SHEI: As a cause-based clothing company, is there a reason why you decided to support students and those in the inner city specifically?

I am from Detroit and my dad has pastored a church for the last 35 years. Growing up in the city and being tremendously blessed and having parents and a family that taught me values and the importance of an education and doing things the right thing, but having peers and being in the city and around the city, seeing how much people go through whether it is broken households, struggling school systems, crime--I wanted to give back. It is awesome that we could do that through education. We are really trying to expand (the students') opportunities and expand their vision to show them the skills they have within themselves.

SHEI: What made you decide to open the store here?

We had a previous brand called IMU started in Ann Arbor and this has kind of been a rebranding process for us. We already had an established customer base here. Most of our notoriety is here. We felt South University was the perfect place to connect with our customer. To bridge our program, which is called FATE, we on a monthly basis bring students from Detroit to Ann Arbor and the U of M and we put on these workshops for our students. We are bringing students up and exposing them to a college campus. We thought, let’s start here where we can have success.

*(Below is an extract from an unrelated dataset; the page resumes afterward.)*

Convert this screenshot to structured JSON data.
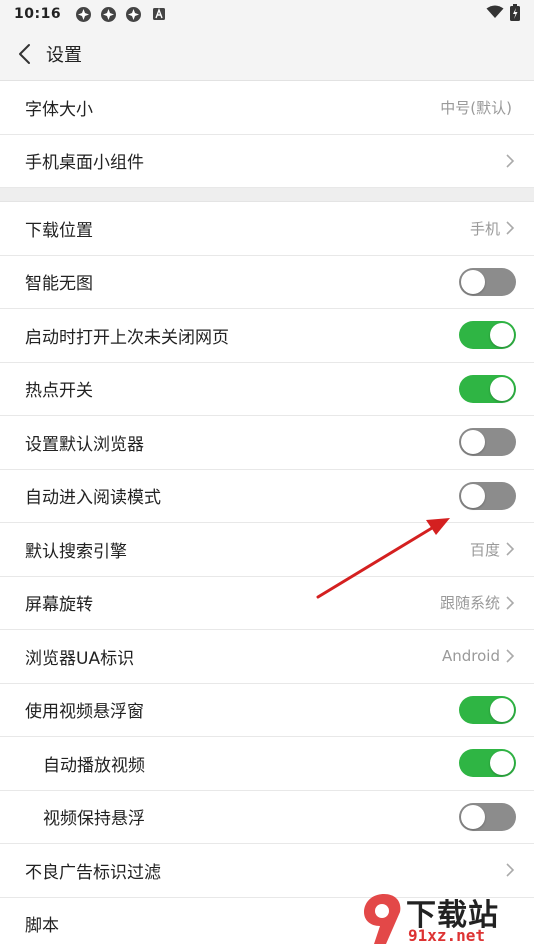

SHEI: As a U of M grad, what did you major in?

Sports Management

SHEI: What were you involved in on campus and how do you think your involvement helped facilitate the development of Merit?

I was on the Basketball team. I would say my experience playing basketball has a tremendous impact on what we are doing now. I was blessed to be a captain my last year and that experience taught me so much about leadership and the importance of kind of giving of yourself and sacrificing personal goals for team goals. Going after something on a daily basis to reach a goal for an organization or a team, but really giving of yourself. That is what we are really doing here.

FATE (the model for the student education program) has five stripes of citizenship, which are for them to become a leader, a student, a workman, a giver, and a teammate. Becoming a world class citizen not only succeeding yourself, but seeing yourself in the midst of a community and how your actions and what you do in the daily basis effects the community or the broader team. We have woven those principles … into our program.

IMG_0949 Photo by: Emma Rosen

SHEI: Where do you draw your fashion inspiration?

A lot of blogs, but mostly looking on Tumblr and online.

SHEI: Do you have a favorite blogger?

Marcus Troy. Street Etiquette.

SHEI: Do you create all of your own designs?

No, we have been working with a graphic artist out of California who has done our branding and most of our t-shirt designs. I usually come up with the concepts and work with people to create them. We are working with NBC's Fashion Star contestant Nzimiro Oputa who has created 10 custom designs.

IMG_0941-1 Photo by: Emma Rosen

SHEI: What do you see merit as a brand becoming or evolving into?

Our goal is to become the leader in cause related apparel. As you think of TOMS, they have cornered the market for shoes. For us, we want to be considered the go to fashion player. We want to bring great product in the industry. You can’t really think of a company that is dedicated to a cause that has great fashion. We want to design things that people want to wear. Even if there was not a cause associated with it, we want people to say I like that shirt, I want that shirt. The cause is like the cherry on top. (We want people to say) this is giving money for kids to go to college, of course I’ll support it. Hopefully, years down the road we can become that fashion player.

IMG_0947 Photo by: Emma Rosen

SHEI: What is your favorite item you carry in the store?

I love the Henley’s. They have a very soft collar and are simple, yet stylish.

SHEI: If you could describe Merit’s aesthetic in 3 words what would they be?

Can I do six? We call it incredible freshness, amazing comfort, and little effort.

SHEI: This semester’s issue of SHEI is centered on work; What is your definition of work?

I would say, putting your heart and all that you have into something that you’re passionate about.

Check out the grand opening of Merit this evening, November 20th at 6:30 to 10 pm. Merit is located on 1113 South University.